▶ [PROBLEM TO WORK ON]: Go over the data and copy out each line with "this" in it.

#### SOURCE RECORDS ####

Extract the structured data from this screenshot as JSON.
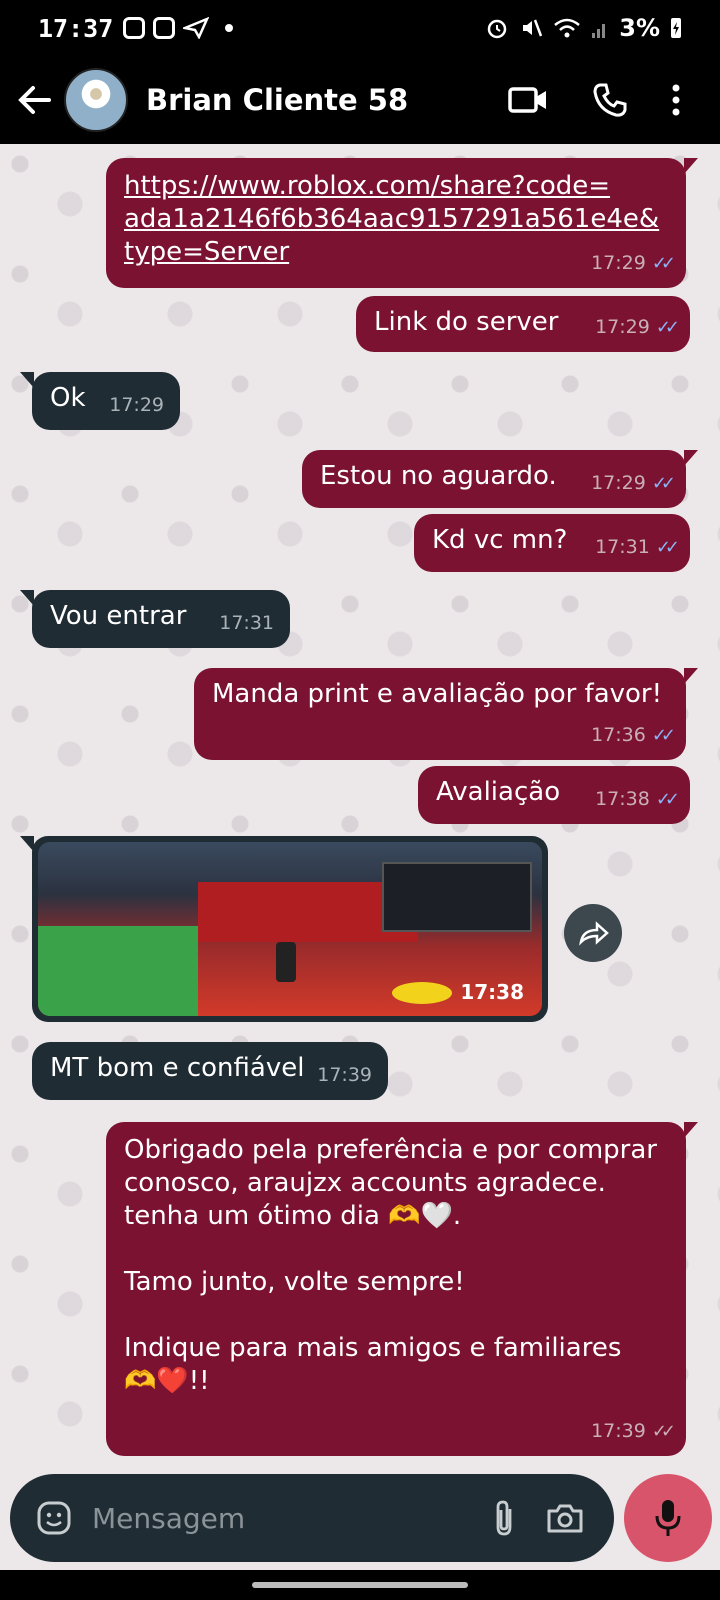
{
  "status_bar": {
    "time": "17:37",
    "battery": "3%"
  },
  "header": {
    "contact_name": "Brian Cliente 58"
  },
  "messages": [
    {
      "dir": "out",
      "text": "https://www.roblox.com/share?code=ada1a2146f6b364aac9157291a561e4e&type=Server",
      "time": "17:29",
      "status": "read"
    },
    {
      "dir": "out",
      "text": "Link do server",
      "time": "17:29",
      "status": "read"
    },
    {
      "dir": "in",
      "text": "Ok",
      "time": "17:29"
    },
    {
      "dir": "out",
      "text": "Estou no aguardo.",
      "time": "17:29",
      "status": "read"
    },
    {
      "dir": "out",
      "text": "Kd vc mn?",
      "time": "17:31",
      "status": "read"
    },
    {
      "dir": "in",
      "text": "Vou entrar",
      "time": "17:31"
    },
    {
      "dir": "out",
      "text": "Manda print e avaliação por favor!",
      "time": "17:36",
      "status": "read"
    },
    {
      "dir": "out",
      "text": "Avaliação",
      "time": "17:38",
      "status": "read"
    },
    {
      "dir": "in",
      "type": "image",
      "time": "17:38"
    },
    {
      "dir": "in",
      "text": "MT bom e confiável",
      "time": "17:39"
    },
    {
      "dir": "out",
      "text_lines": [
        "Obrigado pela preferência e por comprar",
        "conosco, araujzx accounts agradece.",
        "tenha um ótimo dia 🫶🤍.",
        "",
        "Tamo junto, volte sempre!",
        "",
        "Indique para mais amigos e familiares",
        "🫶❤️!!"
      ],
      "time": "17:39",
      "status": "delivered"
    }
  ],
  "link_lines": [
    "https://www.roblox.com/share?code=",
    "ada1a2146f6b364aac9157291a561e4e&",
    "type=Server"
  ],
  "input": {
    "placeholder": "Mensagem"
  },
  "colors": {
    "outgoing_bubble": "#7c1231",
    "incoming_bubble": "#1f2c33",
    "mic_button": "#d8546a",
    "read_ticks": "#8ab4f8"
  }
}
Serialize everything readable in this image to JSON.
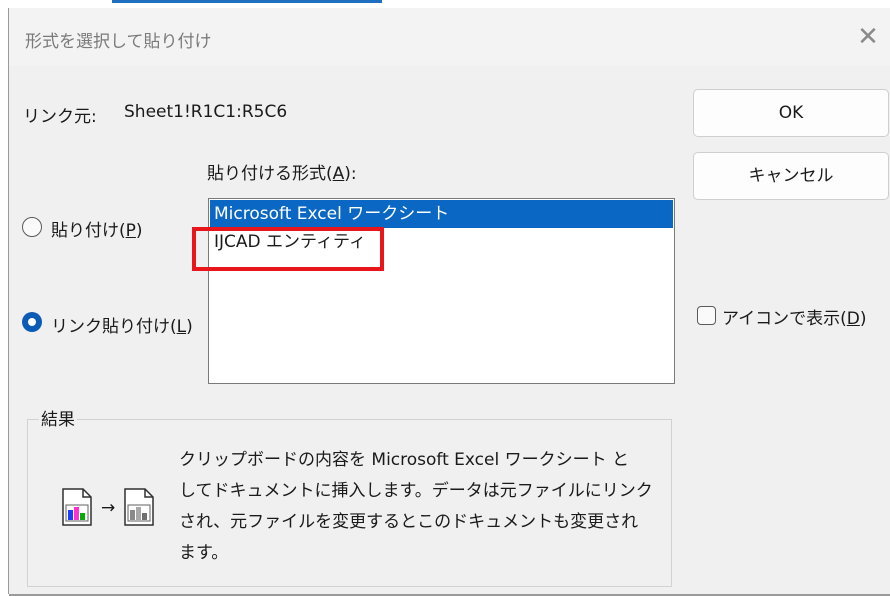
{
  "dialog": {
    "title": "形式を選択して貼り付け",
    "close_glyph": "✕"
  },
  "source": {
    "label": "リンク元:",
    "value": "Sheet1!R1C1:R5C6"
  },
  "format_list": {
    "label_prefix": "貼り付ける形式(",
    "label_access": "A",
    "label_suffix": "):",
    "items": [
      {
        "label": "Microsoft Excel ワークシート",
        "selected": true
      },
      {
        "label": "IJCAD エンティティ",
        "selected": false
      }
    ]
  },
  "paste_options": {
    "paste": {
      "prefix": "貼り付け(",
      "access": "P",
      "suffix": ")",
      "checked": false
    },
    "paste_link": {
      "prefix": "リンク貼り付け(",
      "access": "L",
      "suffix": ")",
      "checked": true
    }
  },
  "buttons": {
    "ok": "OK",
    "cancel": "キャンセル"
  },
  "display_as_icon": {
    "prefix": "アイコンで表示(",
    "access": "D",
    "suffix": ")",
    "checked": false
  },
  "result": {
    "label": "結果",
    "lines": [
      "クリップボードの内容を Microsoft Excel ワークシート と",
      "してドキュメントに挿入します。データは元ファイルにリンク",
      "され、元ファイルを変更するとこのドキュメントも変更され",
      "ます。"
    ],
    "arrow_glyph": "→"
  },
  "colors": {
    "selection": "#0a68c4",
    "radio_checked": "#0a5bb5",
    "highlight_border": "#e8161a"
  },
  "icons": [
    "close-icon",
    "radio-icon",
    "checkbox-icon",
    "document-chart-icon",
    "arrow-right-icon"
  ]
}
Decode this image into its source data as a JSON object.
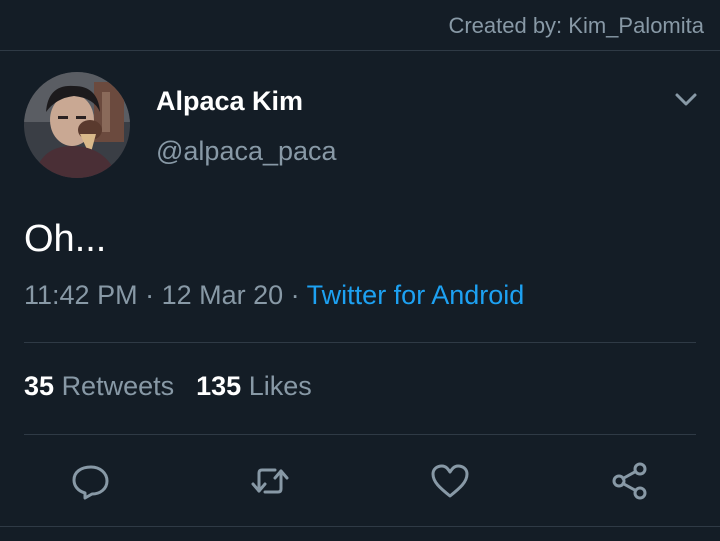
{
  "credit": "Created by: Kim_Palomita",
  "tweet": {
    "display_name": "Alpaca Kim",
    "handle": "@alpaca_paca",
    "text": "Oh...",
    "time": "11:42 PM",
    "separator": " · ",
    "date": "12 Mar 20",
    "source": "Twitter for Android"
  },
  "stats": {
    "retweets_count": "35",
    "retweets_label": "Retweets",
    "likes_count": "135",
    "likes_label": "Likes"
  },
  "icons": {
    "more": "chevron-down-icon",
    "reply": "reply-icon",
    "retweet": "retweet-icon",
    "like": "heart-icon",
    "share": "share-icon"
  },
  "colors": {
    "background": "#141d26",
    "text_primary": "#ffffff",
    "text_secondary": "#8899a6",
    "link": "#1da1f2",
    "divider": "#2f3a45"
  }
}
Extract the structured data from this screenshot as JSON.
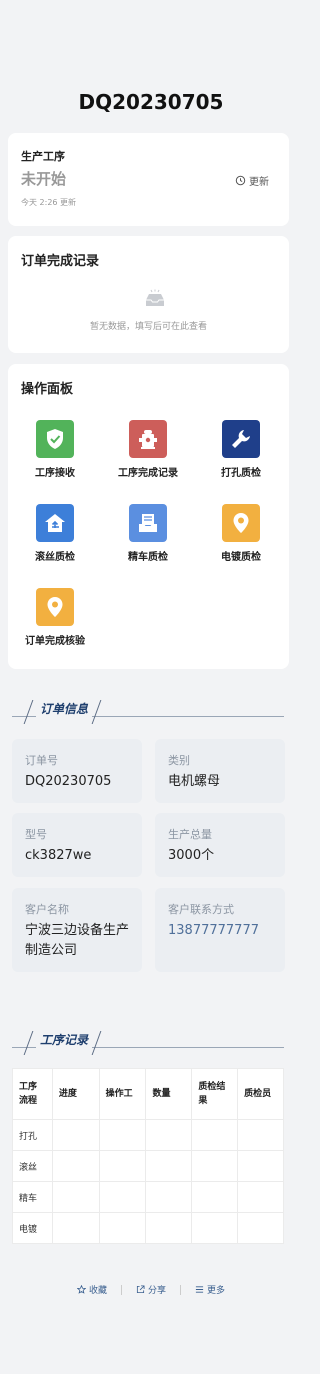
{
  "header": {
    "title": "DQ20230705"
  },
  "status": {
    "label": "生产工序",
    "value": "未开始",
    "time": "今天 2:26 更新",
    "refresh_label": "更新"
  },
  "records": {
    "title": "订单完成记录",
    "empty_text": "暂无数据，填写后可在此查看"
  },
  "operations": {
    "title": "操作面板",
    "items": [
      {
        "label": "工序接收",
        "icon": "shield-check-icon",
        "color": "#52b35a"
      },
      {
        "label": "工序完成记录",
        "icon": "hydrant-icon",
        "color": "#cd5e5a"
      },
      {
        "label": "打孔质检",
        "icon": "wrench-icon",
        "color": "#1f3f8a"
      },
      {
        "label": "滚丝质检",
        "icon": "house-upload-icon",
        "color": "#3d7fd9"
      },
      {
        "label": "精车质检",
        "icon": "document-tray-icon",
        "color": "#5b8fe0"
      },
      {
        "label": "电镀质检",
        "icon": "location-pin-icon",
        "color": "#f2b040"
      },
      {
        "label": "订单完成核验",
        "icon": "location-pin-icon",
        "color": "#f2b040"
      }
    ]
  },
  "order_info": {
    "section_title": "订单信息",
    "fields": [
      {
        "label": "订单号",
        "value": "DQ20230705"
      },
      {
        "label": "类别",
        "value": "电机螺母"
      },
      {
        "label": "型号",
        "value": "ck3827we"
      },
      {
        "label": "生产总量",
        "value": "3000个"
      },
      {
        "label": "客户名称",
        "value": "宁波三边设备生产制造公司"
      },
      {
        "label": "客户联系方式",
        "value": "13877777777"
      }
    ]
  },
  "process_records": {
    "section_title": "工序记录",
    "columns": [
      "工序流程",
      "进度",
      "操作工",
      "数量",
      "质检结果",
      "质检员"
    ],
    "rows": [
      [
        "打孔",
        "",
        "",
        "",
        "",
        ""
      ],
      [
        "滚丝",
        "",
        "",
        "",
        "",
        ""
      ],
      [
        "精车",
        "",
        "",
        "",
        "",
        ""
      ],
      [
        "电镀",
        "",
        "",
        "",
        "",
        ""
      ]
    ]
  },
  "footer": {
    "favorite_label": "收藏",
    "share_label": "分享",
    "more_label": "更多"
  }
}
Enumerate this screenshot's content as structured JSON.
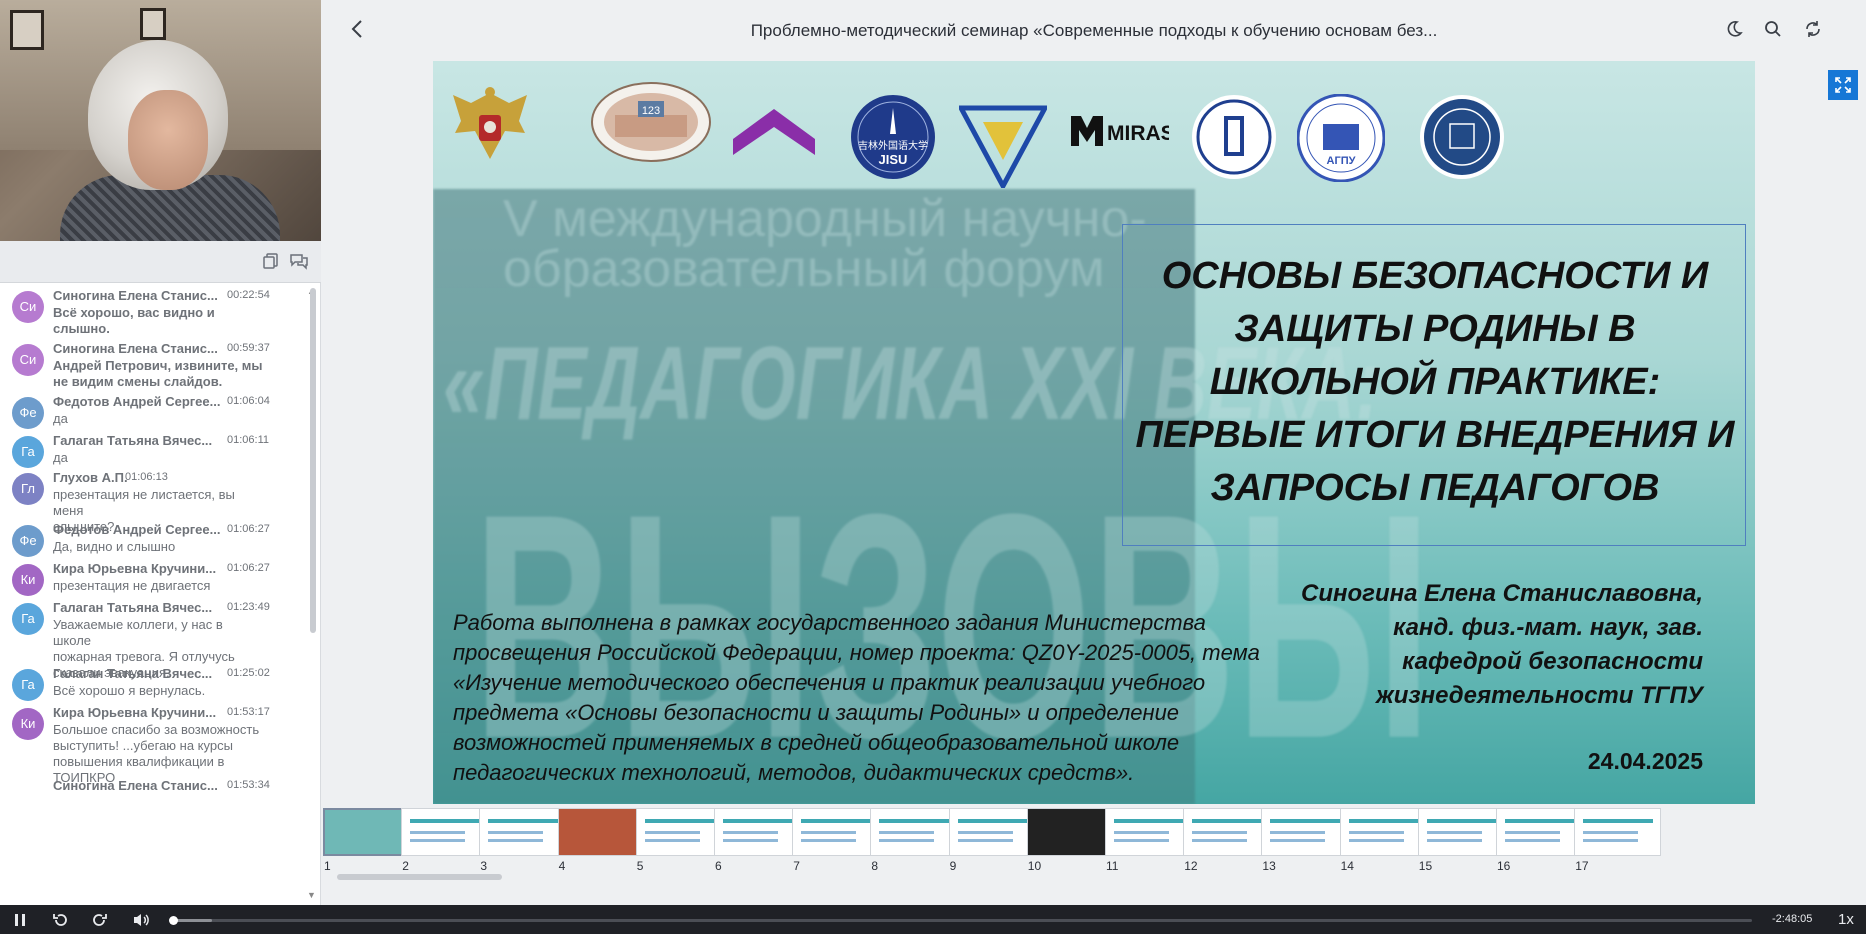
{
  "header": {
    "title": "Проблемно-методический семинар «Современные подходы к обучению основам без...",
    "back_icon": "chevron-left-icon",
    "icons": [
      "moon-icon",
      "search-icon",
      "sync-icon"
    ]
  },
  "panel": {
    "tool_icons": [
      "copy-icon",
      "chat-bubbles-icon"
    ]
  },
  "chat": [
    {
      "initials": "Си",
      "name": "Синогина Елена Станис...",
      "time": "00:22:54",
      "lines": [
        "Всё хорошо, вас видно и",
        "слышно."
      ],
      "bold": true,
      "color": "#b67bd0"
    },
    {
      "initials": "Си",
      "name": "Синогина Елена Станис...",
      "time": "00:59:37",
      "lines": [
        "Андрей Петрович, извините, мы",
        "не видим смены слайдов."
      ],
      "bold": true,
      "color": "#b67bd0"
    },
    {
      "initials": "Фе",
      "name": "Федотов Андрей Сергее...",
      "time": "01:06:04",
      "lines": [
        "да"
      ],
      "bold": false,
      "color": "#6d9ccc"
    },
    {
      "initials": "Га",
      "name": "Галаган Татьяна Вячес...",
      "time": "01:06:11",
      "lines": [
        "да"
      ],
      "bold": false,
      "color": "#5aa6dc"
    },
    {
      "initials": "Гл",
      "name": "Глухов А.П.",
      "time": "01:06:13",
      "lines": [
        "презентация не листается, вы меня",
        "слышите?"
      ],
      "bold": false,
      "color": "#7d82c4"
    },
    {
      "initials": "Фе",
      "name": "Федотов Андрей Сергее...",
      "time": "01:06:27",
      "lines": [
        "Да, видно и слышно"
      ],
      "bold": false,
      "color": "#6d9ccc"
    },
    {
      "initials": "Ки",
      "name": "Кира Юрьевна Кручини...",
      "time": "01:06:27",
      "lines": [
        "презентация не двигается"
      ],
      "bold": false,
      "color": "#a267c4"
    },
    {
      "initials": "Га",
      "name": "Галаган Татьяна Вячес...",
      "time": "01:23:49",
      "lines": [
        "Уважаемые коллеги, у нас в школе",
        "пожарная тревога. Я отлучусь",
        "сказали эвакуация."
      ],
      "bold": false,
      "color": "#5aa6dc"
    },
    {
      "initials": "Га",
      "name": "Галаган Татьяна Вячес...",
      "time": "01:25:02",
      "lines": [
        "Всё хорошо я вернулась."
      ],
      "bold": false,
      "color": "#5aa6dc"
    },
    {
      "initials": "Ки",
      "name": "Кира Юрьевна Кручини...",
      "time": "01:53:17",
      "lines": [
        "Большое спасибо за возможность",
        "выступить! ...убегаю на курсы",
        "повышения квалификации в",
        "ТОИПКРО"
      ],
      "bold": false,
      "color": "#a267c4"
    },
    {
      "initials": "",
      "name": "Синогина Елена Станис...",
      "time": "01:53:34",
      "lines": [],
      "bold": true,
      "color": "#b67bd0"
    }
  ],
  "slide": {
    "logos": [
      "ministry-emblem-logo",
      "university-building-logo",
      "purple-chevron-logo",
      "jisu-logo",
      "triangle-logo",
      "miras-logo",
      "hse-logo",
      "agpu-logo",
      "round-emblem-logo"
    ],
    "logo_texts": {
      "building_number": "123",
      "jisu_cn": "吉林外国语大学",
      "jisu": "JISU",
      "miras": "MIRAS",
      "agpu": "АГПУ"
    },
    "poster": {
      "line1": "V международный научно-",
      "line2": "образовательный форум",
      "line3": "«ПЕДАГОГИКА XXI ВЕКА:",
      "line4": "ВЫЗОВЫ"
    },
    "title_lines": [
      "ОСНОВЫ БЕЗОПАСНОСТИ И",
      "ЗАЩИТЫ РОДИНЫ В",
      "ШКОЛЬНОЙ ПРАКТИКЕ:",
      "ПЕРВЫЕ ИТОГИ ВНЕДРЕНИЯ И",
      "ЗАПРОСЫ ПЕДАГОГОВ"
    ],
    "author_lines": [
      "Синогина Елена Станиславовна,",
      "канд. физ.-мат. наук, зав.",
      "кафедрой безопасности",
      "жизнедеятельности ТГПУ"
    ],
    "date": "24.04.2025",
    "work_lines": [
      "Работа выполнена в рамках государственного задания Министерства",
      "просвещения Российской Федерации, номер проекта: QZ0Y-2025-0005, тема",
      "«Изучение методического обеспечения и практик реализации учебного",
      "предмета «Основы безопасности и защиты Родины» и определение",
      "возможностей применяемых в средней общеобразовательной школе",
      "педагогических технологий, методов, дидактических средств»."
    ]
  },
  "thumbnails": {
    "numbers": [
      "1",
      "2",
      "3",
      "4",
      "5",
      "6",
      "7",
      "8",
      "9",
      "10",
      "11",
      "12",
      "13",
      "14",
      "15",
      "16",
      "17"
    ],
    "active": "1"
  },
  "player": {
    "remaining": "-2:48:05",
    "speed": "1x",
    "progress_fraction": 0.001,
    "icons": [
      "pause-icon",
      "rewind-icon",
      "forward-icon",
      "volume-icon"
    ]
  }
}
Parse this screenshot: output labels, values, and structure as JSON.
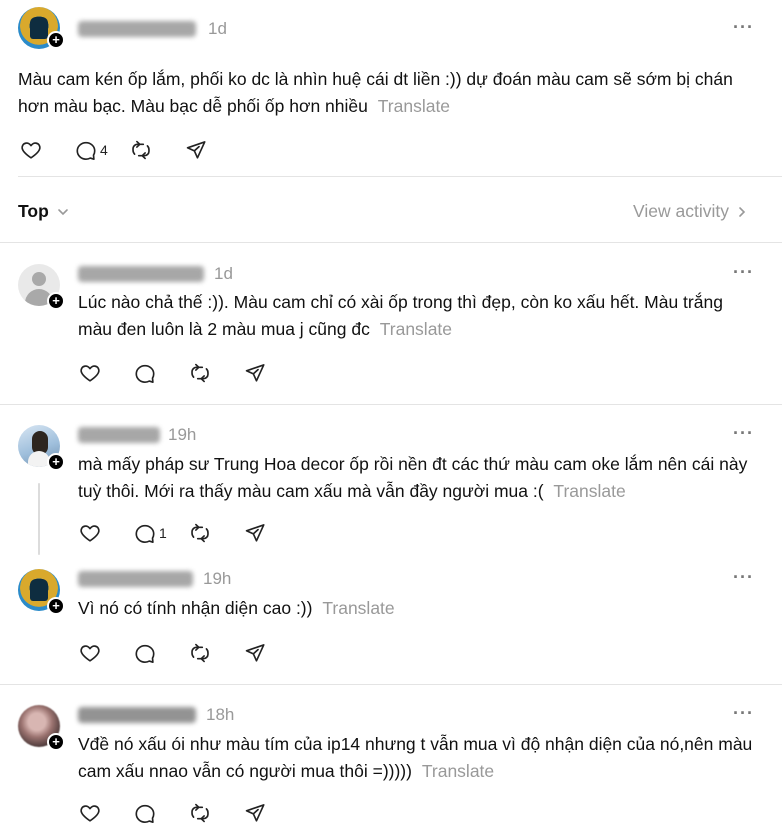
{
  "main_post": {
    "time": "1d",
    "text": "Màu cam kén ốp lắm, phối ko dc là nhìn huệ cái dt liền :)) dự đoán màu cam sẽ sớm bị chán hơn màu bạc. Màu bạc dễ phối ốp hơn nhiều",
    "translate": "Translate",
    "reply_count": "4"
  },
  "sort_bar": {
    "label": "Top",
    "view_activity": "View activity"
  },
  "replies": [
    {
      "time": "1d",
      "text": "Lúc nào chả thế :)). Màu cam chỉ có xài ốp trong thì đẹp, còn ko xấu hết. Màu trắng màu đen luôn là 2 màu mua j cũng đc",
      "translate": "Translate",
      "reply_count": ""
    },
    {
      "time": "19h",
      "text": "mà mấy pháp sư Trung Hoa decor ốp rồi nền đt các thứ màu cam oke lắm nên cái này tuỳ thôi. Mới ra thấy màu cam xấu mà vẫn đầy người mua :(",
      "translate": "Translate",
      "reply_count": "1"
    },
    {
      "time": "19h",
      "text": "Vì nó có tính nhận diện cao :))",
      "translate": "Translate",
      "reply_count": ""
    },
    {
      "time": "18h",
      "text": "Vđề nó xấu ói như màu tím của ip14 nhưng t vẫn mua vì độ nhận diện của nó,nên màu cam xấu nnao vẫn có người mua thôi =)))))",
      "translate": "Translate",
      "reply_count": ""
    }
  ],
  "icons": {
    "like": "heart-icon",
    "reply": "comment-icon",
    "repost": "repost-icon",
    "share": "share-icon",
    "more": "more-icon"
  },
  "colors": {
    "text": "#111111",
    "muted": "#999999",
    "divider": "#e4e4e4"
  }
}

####

▶ [REPLY]:
Extract the structured data from this screenshot as JSON.
Serialize everything readable in this image to JSON.
Decode this image into its source data as a JSON object.
Extract the structured data from this screenshot as JSON.
Enumerate this screenshot's content as structured JSON.
Parse this screenshot: output labels, values, and structure as JSON.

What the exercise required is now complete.